I agree that zombies are generally about economic anxieties and perhaps masculinity (or perhaps metrosexuality), but I wish the conversation could have talked more about zombie movies specifically, because there’s a recent trend that came to mind immediately for me: the zombie movie as preparation fantasy.
I feel like the past couple of years–probably through some combination of the “December 21, 2012” end of the world rumor and the hype over swine flu, H1N1, et al–Americans (at least) have been fixated on the idea that humanity could fall to ruin at any moment. And only the few who are physically and emotionally prepared will make it through. It’s all about having lots of steel and a steely resolve, and maybe finding others to team up with, but maybe not. I’m thinking particularly about Zombieland, because, despite the seeming unlikelihood of such a young, scrawny, insecure protagonist, he survives, and lays down his set of survival rules for the rest of us throughout the movie.

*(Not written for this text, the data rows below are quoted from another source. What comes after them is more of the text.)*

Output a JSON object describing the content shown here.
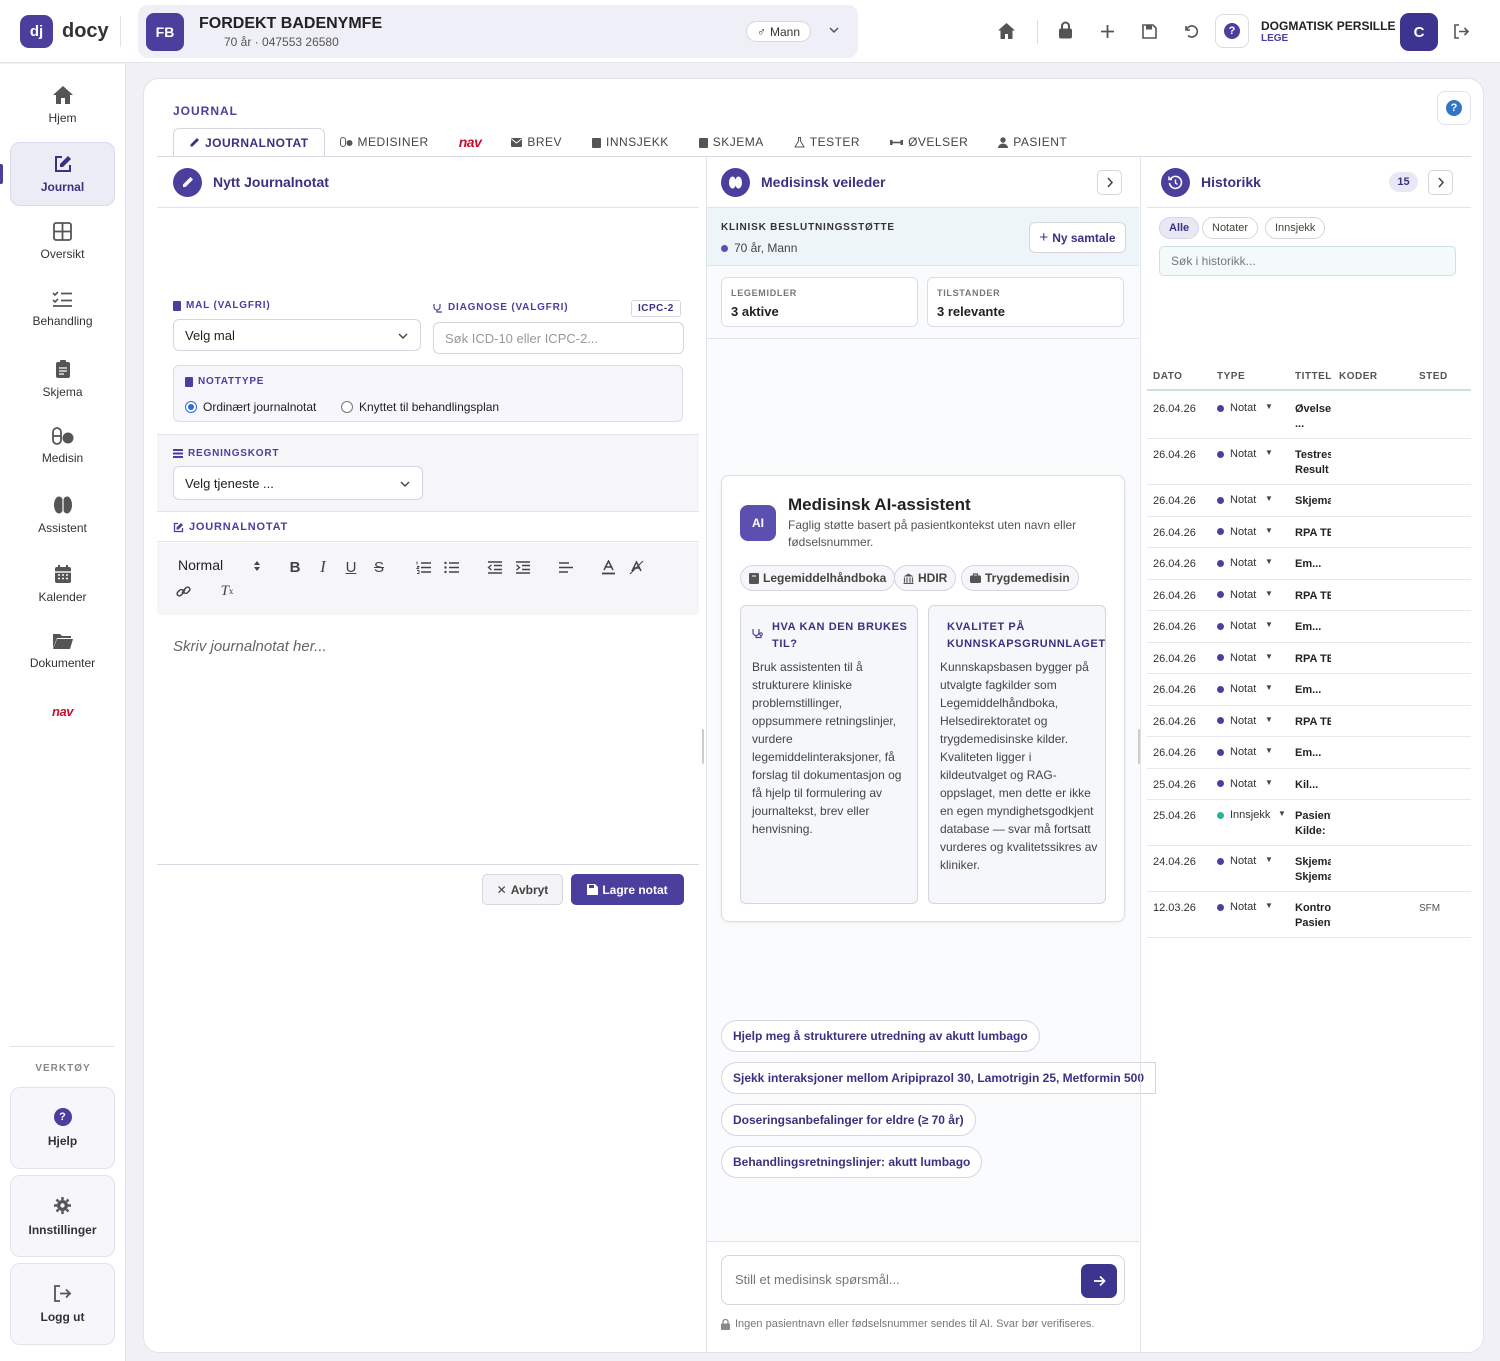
{
  "app": {
    "logo_mark": "dj",
    "logo_text": "docy"
  },
  "patient": {
    "initials": "FB",
    "name": "FORDEKT BADENYMFE",
    "info": "70 år · 047553 26580",
    "gender": "Mann"
  },
  "user": {
    "name": "DOGMATISK PERSILLE",
    "role": "LEGE",
    "initial": "C"
  },
  "sidebar": {
    "items": [
      {
        "label": "Hjem"
      },
      {
        "label": "Journal"
      },
      {
        "label": "Oversikt"
      },
      {
        "label": "Behandling"
      },
      {
        "label": "Skjema"
      },
      {
        "label": "Medisin"
      },
      {
        "label": "Assistent"
      },
      {
        "label": "Kalender"
      },
      {
        "label": "Dokumenter"
      },
      {
        "label": "nav"
      }
    ],
    "tools_title": "VERKTØY",
    "help": "Hjelp",
    "settings": "Innstillinger",
    "logout": "Logg ut"
  },
  "journal": {
    "title": "JOURNAL",
    "tabs": [
      "JOURNALNOTAT",
      "MEDISINER",
      "nav",
      "BREV",
      "INNSJEKK",
      "SKJEMA",
      "TESTER",
      "ØVELSER",
      "PASIENT"
    ]
  },
  "note": {
    "header": "Nytt Journalnotat",
    "mal_label": "MAL (VALGFRI)",
    "mal_value": "Velg mal",
    "diag_label": "DIAGNOSE (VALGFRI)",
    "icpc": "ICPC-2",
    "diag_placeholder": "Søk ICD-10 eller ICPC-2...",
    "notattype_label": "NOTATTYPE",
    "radio1": "Ordinært journalnotat",
    "radio2": "Knyttet til behandlingsplan",
    "regning_label": "REGNINGSKORT",
    "regning_value": "Velg tjeneste ...",
    "journalnotat_label": "JOURNALNOTAT",
    "format_value": "Normal",
    "editor_placeholder": "Skriv journalnotat her...",
    "cancel": "Avbryt",
    "save": "Lagre notat"
  },
  "advisor": {
    "header": "Medisinsk veileder",
    "cds_title": "KLINISK BESLUTNINGSSTØTTE",
    "cds_sub": "70 år, Mann",
    "new_chat": "Ny samtale",
    "stats": [
      {
        "label": "LEGEMIDLER",
        "value": "3 aktive"
      },
      {
        "label": "TILSTANDER",
        "value": "3 relevante"
      }
    ],
    "ai_badge": "AI",
    "ai_title": "Medisinsk AI-assistent",
    "ai_sub": "Faglig støtte basert på pasientkontekst uten navn eller fødselsnummer.",
    "chips": [
      "Legemiddelhåndboka",
      "HDIR",
      "Trygdemedisin"
    ],
    "info1_title": "HVA KAN DEN BRUKES TIL?",
    "info1_body": "Bruk assistenten til å strukturere kliniske problemstillinger, oppsummere retningslinjer, vurdere legemiddelinteraksjoner, få forslag til dokumentasjon og få hjelp til formulering av journaltekst, brev eller henvisning.",
    "info2_title": "KVALITET PÅ KUNNSKAPSGRUNNLAGET",
    "info2_body": "Kunnskapsbasen bygger på utvalgte fagkilder som Legemiddelhåndboka, Helsedirektoratet og trygdemedisinske kilder. Kvaliteten ligger i kildeutvalget og RAG-oppslaget, men dette er ikke en egen myndighetsgodkjent database — svar må fortsatt vurderes og kvalitetssikres av kliniker.",
    "suggestions": [
      "Hjelp meg å strukturere utredning av akutt lumbago",
      "Sjekk interaksjoner mellom Aripiprazol 30, Lamotrigin 25, Metformin 500",
      "Doseringsanbefalinger for eldre (≥ 70 år)",
      "Behandlingsretningslinjer: akutt lumbago"
    ],
    "chat_placeholder": "Still et medisinsk spørsmål...",
    "disclaimer": "Ingen pasientnavn eller fødselsnummer sendes til AI. Svar bør verifiseres."
  },
  "history": {
    "header": "Historikk",
    "count": "15",
    "filters": [
      "Alle",
      "Notater",
      "Innsjekk"
    ],
    "search_placeholder": "Søk i historikk...",
    "columns": [
      "DATO",
      "TYPE",
      "TITTEL",
      "KODER",
      "STED"
    ],
    "rows": [
      {
        "date": "26.04.26",
        "type": "Notat",
        "title1": "Øvelse",
        "title2": "...",
        "place": "",
        "color": "#4b3f9e"
      },
      {
        "date": "26.04.26",
        "type": "Notat",
        "title1": "Testresultat",
        "title2": "Result",
        "place": "",
        "color": "#4b3f9e"
      },
      {
        "date": "26.04.26",
        "type": "Notat",
        "title1": "Skjema",
        "title2": "",
        "place": "",
        "color": "#4b3f9e"
      },
      {
        "date": "26.04.26",
        "type": "Notat",
        "title1": "RPA TEST",
        "title2": "",
        "place": "",
        "color": "#4b3f9e"
      },
      {
        "date": "26.04.26",
        "type": "Notat",
        "title1": "Em...",
        "title2": "",
        "place": "",
        "color": "#4b3f9e"
      },
      {
        "date": "26.04.26",
        "type": "Notat",
        "title1": "RPA TEST",
        "title2": "",
        "place": "",
        "color": "#4b3f9e"
      },
      {
        "date": "26.04.26",
        "type": "Notat",
        "title1": "Em...",
        "title2": "",
        "place": "",
        "color": "#4b3f9e"
      },
      {
        "date": "26.04.26",
        "type": "Notat",
        "title1": "RPA TEST",
        "title2": "",
        "place": "",
        "color": "#4b3f9e"
      },
      {
        "date": "26.04.26",
        "type": "Notat",
        "title1": "Em...",
        "title2": "",
        "place": "",
        "color": "#4b3f9e"
      },
      {
        "date": "26.04.26",
        "type": "Notat",
        "title1": "RPA TEST",
        "title2": "",
        "place": "",
        "color": "#4b3f9e"
      },
      {
        "date": "26.04.26",
        "type": "Notat",
        "title1": "Em...",
        "title2": "",
        "place": "",
        "color": "#4b3f9e"
      },
      {
        "date": "25.04.26",
        "type": "Notat",
        "title1": "Kil...",
        "title2": "",
        "place": "",
        "color": "#4b3f9e"
      },
      {
        "date": "25.04.26",
        "type": "Innsjekk",
        "title1": "Pasient",
        "title2": "Kilde:",
        "place": "",
        "color": "#22b59a"
      },
      {
        "date": "24.04.26",
        "type": "Notat",
        "title1": "Skjema",
        "title2": "Skjema",
        "place": "",
        "color": "#4b3f9e"
      },
      {
        "date": "12.03.26",
        "type": "Notat",
        "title1": "Kontroll",
        "title2": "Pasient",
        "place": "SFM",
        "color": "#4b3f9e"
      }
    ]
  },
  "colors": {
    "primary": "#4b3f9e",
    "nav_red": "#c8102e",
    "innsjekk": "#22b59a"
  }
}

But what I’m really thinking about is beyond the movies — all the books and other merchandise. On the internet I’ve seen many different Zombie Apocalypse Preparedness tests, Zombie Survival Kits for purchase, and discussions about all kinds of zombie scenarios; the CDC even has a page about zombies [http://www.cdc.gov/phpr/zombies.htm]. Sometimes they’re specific to certain movies or shows, but usually they’re not, if only because the sheer number of different stories about zombies (fast zombies vs. slow zombies, contagion vs. rising from the dead) leads to more possible scenarios to ponder and prepare for. What I’m getting at is: people feel engaged by the possibility of a zombie apocalypse! Even if it’s just being at work and having the fleeting thought, “hey, this would probably be the best building downtown to be in if a zombie apocalypse happened,” we’ve all thought about it at least a little bit. And the “scientific” explanations of zombie outbreaks in movies are usually obscure or obfuscated enough that it hardly feels like we have to suspend our disbelief, so that believability can continue on after we’ve finished the movie.
Sidebar: Just a few years ago, my college classmates and I wrote and produced a movie that equated the “hipster” trend with a zombie outbreak. I’ve been preparing for a zombie outbreak since before it was cool.
1 – An interesting divergence in the “anxieties vampires represent” is Nosferatu. This is a distinctly Eastern European interpretation of Stoker’s novel. Without a drop of sexuality and heavily laden with the anxieties of a culture that had recently survived the Spanish Influenza. Here the vampire is an incarnation of plague and pestilence.
2 – A trailer for “Warm Bodies” aired today before the Hobbit. It didn’t seem to be making a pretense of taking itself completely seriously… but Teen-Zombie-RomCom has arrived and it’s here for the table scraps.